(Material to process begins)

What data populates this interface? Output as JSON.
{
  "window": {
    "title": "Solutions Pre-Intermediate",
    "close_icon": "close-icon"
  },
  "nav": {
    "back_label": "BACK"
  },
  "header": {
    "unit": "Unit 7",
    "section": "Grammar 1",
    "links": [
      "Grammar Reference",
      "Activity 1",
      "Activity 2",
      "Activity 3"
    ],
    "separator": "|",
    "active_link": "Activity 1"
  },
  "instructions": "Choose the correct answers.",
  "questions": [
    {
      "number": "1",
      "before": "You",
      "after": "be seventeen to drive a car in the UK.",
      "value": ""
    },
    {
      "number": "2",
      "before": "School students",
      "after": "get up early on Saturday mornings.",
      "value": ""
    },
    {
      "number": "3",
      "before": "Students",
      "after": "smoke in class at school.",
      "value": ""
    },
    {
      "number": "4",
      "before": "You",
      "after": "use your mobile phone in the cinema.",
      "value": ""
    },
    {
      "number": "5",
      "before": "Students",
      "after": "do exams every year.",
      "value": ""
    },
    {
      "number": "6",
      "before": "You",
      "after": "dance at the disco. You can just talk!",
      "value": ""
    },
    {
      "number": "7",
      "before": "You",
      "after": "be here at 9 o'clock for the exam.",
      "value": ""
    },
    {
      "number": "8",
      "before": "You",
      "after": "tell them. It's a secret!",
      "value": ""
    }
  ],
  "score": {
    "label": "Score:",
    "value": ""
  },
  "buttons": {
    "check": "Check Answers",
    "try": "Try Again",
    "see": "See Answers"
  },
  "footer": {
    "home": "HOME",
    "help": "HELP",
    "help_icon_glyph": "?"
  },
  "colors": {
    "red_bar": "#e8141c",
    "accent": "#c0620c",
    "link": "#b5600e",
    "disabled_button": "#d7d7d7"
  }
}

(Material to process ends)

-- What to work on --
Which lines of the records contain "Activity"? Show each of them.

-- Solution to the exercise --
      "Activity 1",
      "Activity 2",
      "Activity 3"
    "active_link": "Activity 1"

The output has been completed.